Required work -
The required lines are those that contain "number"; pull them out of the data and copy them.

Data in this exercise -
----------------
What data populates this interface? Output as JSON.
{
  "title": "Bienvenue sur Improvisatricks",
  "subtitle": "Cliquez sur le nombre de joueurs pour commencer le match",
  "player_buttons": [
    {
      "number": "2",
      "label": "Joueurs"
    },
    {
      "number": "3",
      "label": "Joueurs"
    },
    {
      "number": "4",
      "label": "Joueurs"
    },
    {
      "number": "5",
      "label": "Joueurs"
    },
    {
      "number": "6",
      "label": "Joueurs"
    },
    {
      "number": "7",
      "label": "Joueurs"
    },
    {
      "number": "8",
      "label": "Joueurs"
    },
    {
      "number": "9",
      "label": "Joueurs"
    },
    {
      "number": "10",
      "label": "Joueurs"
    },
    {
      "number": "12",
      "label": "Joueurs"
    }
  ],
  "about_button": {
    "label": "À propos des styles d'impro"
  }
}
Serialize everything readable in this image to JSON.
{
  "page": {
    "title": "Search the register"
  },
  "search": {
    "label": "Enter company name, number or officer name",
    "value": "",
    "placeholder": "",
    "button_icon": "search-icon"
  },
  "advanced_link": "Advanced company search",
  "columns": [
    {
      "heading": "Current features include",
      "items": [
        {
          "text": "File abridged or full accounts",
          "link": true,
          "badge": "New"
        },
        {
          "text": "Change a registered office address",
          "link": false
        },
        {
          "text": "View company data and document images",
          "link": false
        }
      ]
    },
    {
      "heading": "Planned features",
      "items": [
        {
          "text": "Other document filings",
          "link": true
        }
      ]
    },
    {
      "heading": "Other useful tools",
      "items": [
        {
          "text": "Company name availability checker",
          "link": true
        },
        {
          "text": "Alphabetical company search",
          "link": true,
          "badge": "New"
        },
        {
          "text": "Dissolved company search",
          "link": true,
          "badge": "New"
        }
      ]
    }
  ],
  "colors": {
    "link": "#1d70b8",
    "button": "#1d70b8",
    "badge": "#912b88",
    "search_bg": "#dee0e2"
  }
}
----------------
Result of the exercise -
      "number": "2",
      "number": "3",
      "number": "4",
      "number": "5",
      "number": "6",
      "number": "7",
      "number": "8",
      "number": "9",
      "number": "10",
      "number": "12",
    "label": "Enter company name, number or officer name",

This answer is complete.